Thermoregulation, Exercise, and Thirst
Thermoregulation, Exercise, and Thirst
Thermoregulation is the manner in which the body is able to maintain a consistent internal temperature, notwithstanding significant fluctuations in external temperatures caused by the environment. Thermoregulation is a primarily involuntary function, with the controls centered in the hypothalamus, the region of the brain that controls many other important systems, including the production of hormones, the chemical signals generated throughout the body in the endocrine system, as well as the function of the heart. Humans have evolved to function best at an internal temperature that can be maintained at approximately 98.6°F (37°C).
Exercise may be broadly defined as any exertion of the musculoskeletal system that goes beyond the involuntary functions of basic human metabolism, such as eating, breathing, or sleeping; exercise levels will naturally place a correspondingly greater impact on the body's ability to regulate temperature. The impact of exercise on the thermoregulatory system will also vary subject to the presence or absence of environmental conditions such as heat or humidity.
Thirst is a universal human experience. All humans, when their fluid levels are low, will crave water or other fluids. The thirst mechanism is also progressive in its signal from the involuntary system to the human senses, a sensation that cannot be shut out or deactivated through any means. It is the timing of the activation of the thirst mechanism that is of interest. Unlike other mammals, the human thirst mechanism does not activate until the body supply of water is depleted by approximately 15 oz (500 ml). Although a person cannot survive for more than three or four days without water, it is ironic that a person may survive as long as 30 days without food, even though the hunger craving is a more powerful one than that of thirst.
There is a crucial component of the osmoregulation of the body, the control of the body's levels of water and mineral salts, particularly those of sodium and potassium. Osmoregulation, thermoregulation, and the maintenance of the body's blood glucose levels, are the three main aspects of homeostasis, or the balance achieved by the body in its involuntary operating functions.
The thirst mechanism must also be considered in contrast to the daily fluid requirements of the body. Of the water consumed daily in various forms, a sedentary person will eliminate 45 oz (1,500 ml) as urine, 15 oz (500 ml) through evaporation and perspiration, 10 oz (300 ml) through the lungs, and 6 oz (200 ml) through the digestive and other gastrointestinal processes. An athlete engaged in a demanding workout or who is active in a warm weather environment may lose between 1 qt (1 l) and 4 qt (4 l) of fluid through perspiration in less than 90 minutes of activity. The fluid losses in such circumstances outpace the thirst mechanism, putting athletic performance and athlete health in jeopardy. It is entirely possible for an athlete to begin to sustain the adverse effects of dehydration, which include impaired cardiovascular function, impaired muscle function, and loss of coordination and motor control, before the thirst mechanism has been signaled.

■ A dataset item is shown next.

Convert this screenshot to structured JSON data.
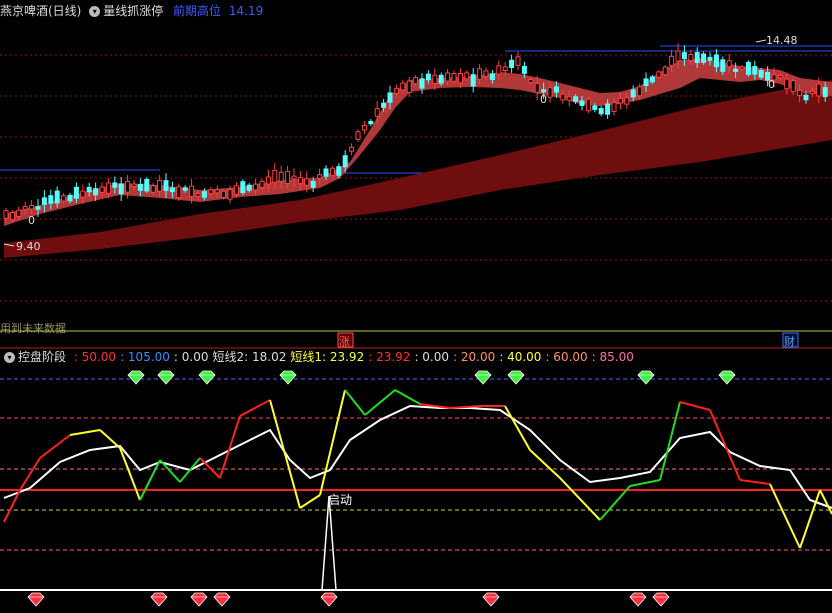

The gap between the triggering of the thirst mechanism and fluid levels is also a factor at the beginning of the activity. If an athlete relies on the thirst sensation to determine hydration, the athlete will often begin the activity in a mildly dehydrated state.
The warm weather activation of the anti-diuretic hormone (ADH) is also an important factor when assessing the function of the thirst mechanism. ADH is released when the body senses, through the hypo-thalamus, that it is becoming dehydrated and that the blood volume has been reduced through additional perspiration. ADH is the signal conveyed to the kidneys to produce less urine, and to direct greater amounts of water into the blood. This process also may be triggered in advance of any thirst experienced by the athlete.
Because the thirst mechanism is an unreliable indicator of the body's true thermoregulatory and osmoregulatory condition during exercise, an athlete must develop a fluid replacement/hydration strategy that permits optimal function irrespective of the thirst sensation. The consumption of water in the period prior to, during, and subsequent to performance is essential. When the athlete will be involved in significant exercise for periods greater than one hour, the consumption of sport drinks that will assist in maintaining the sodium level, a key component in how the body maintains fluid levels, is important. In warm weather circumstances, the consumption of water to address dehydration, absent proper sodium levels, can lead to a state where the water will not be absorbed into the body as the involuntary systems strive to maintain a desired sodium balance with the sodium remaining. This condition is hyponatremia, a state of water intoxication.
Urine color is a useful general indicator of hydration. When urine is a light yellow color, it signals a proper fluid level; when urine is dark yellow, it is evidence of dehydration, as the urine is too concentrated, a result of the body is secreting greater amounts of ADH to limit fluid outflow.